by Lauren Oliver
In a Nutshell
We give up our privacy every day on Facebook, like when we post about hitting up every donut shop in a five-mile radius on National Donut Day. (Maybe that's why we didn't get the job at the fitness center.) We give up certain rights when we travel as well. In the name of safety, we let airport scanners and Transportation Security Administration agents scrutinize us to make sure the only heat we're packing is the bicep muscle kind. To boot, the U.S. National Security Agency is monitoring what we do on the interwebz.
Whether you agree with these safety measures or not, they are totally the kind of thing great writers like George Orwell worried about. So what will we give up next?
What if we gave up the right to love? If this idea sounds sensational, it is. But it's also the perfect concept for a young-adult novel with a seventeen year-old heroine living in a grim future society.
In this society, the government labels love a fatal disease, and develops a cure for it. And they dictate pretty much every other aspect of people's lives while they're at it, all while claiming these extreme measures are necessary for the good of the public. So, take two parts melodrama, one part teen hormones, and a dash of dystopia, and you have the recipe for Delirium.
Published in 2011, Lauren Oliver's Delirium portrays a world where love is against the law. But after meeting the cutest boy in town, our narrator Lena is determined to evade the authorities and live her life as she chooses. Stop in the name of love, indeed.
Delirium is the first book in a trilogy, which continues with Pandemonium, and concludes with Requiem. There are also three novellas that take place between the big doorstopper books, including a prequel. We think the story is really more of a makeout-ology than a trilogy, but the word "makeout-ology" would probably be banned in Lena's world.
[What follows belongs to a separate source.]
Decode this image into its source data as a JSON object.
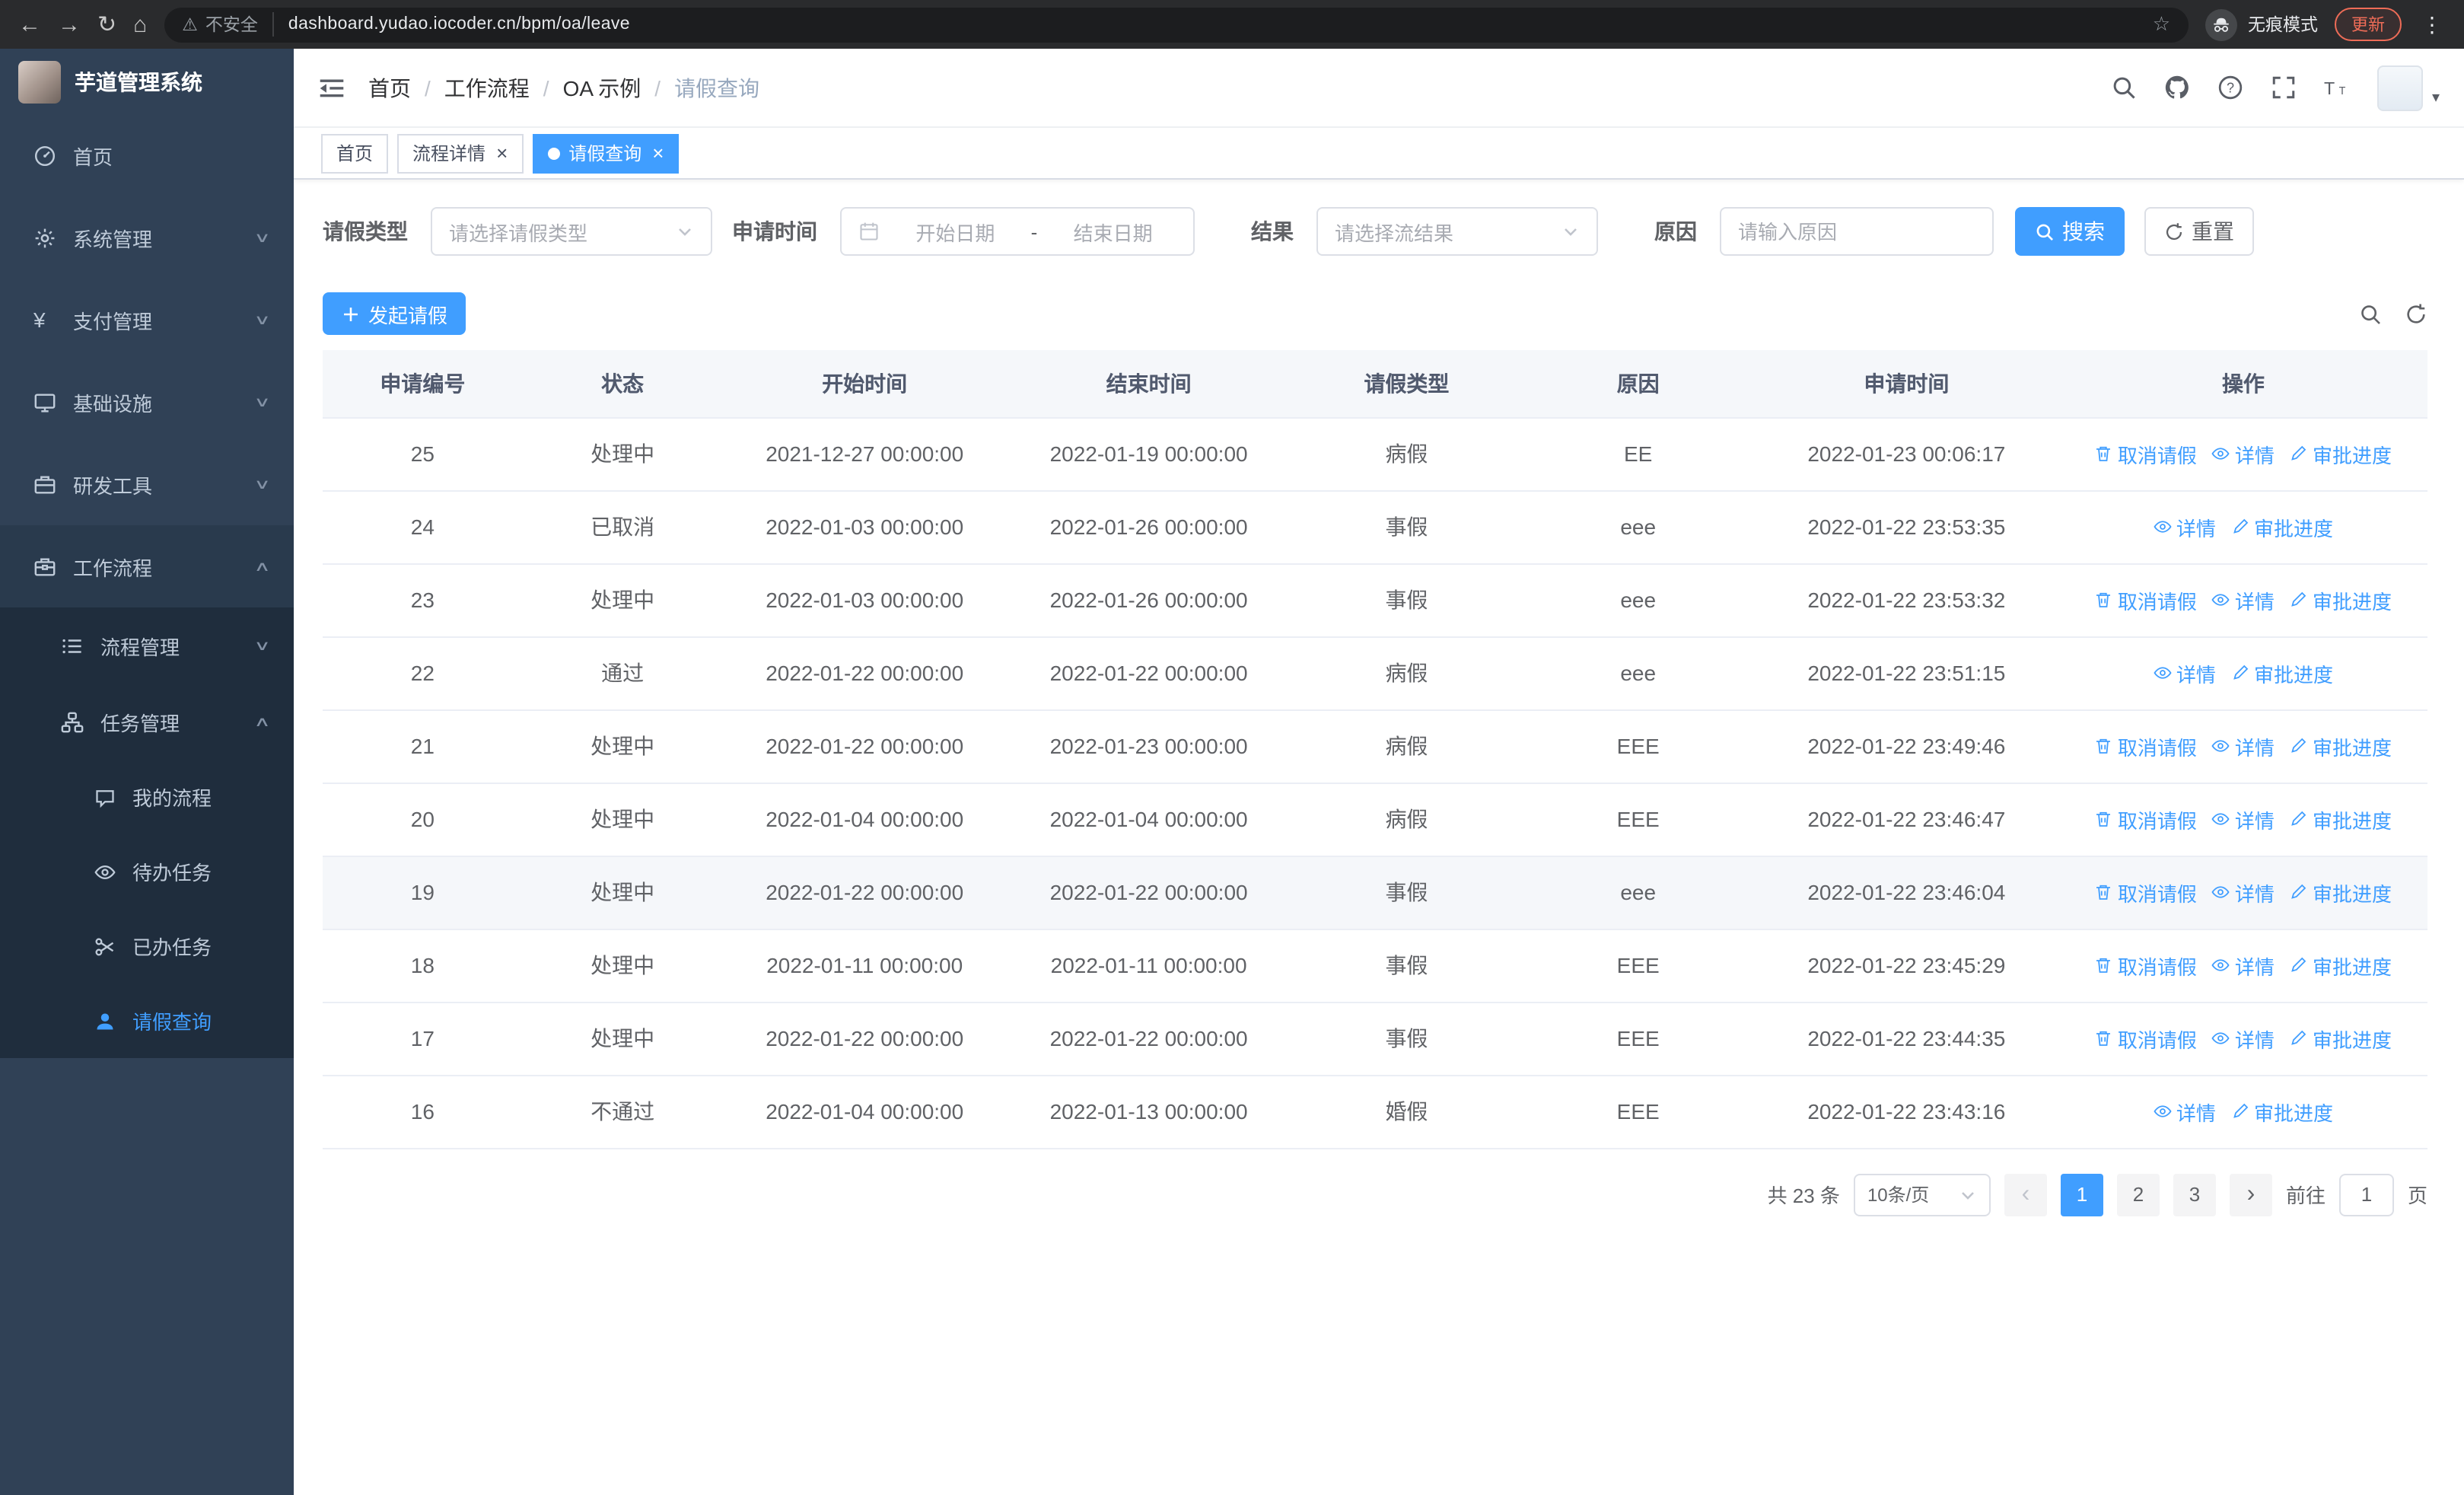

Oh, and Delirium was set to be a TV show with Lena played by Emma Roberts, who is famous for the Nickelodeon show Unfabulous and for being Julia Roberts's niece. But Fox rejected the pilot, so maybe the first steps to ban love are already being taken.
Or maybe the show just wasn't that good. The book is almost always better, so now that there won't be a TV show, you have no choice but to read the book. Okay, you do have a choice. We don't live in Lena's dystopian society… yet.
Why Should I Care?
Ah, the blossoming feelings of first love. The racing heart. The nervous sweats. The mood swings. The jealousy. The carving of your boyfriend or girlfriend's name into your desk and hiding it so you don't get in trouble.
The feeling that you're just going to die if the relationship doesn't work out. Yikes.
Yes, love has its pros and its cons. Sometimes, you might think: Is it even worth it? Wouldn't life be easier if we didn't have all these hormones coursing through our veins? Well, those are exactly the questions Delirium tries to answer.
And, rather wisely in our opinion, author Lauren Oliver has her characters explore these personal questions about the value of love in a totalitarian society—a world where the government is all up in everyone's business. So, it's not just your opinion on love Oliver wants you to consider in this book, Shmoopers.
Oliver wants you think about whether or not the government should have the right to tell you what you should and shouldn't value. Because even if you're not super into love, there might be someone else who is.